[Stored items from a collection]
☆ ☆ ☆ ☆ ☆

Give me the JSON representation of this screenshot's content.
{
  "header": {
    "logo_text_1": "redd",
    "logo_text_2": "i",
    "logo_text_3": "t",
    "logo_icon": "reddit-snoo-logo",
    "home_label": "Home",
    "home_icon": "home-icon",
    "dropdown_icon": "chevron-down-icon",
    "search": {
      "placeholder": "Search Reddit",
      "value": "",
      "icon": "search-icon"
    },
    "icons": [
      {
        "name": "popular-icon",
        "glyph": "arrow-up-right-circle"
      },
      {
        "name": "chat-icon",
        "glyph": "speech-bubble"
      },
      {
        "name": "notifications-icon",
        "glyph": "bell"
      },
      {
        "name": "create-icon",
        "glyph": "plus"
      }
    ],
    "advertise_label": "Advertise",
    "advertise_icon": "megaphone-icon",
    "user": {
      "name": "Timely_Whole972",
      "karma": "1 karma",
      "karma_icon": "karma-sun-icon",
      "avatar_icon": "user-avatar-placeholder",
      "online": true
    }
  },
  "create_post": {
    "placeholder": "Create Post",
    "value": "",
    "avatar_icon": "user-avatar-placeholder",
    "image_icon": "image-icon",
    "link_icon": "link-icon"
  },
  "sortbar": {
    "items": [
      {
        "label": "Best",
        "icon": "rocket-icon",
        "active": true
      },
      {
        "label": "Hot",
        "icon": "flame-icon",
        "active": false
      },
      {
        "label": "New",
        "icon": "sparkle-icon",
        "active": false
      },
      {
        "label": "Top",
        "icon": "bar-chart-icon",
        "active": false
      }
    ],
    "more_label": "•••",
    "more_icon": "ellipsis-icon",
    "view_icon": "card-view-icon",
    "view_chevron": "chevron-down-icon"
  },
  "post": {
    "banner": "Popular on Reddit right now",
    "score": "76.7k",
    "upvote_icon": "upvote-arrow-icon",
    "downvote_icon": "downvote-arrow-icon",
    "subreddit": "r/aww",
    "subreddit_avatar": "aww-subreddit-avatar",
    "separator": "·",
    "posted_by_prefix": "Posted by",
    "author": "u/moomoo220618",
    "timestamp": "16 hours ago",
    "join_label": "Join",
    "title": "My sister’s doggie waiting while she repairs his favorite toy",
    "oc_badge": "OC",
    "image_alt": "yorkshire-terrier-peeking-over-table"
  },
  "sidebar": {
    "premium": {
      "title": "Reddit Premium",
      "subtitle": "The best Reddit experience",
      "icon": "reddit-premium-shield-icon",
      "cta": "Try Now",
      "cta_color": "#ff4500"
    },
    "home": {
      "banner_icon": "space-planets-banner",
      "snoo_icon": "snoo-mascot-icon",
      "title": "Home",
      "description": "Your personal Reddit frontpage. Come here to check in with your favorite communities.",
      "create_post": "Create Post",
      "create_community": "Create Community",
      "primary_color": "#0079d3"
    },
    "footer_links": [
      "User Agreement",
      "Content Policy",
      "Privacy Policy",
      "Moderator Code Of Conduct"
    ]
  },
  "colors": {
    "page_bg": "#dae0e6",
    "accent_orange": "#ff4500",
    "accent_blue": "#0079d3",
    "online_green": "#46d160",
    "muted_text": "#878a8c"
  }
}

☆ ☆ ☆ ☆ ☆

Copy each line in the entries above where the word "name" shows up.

        "name": "popular-icon",
        "name": "chat-icon",
        "name": "notifications-icon",
        "name": "create-icon",
      "name": "Timely_Whole972",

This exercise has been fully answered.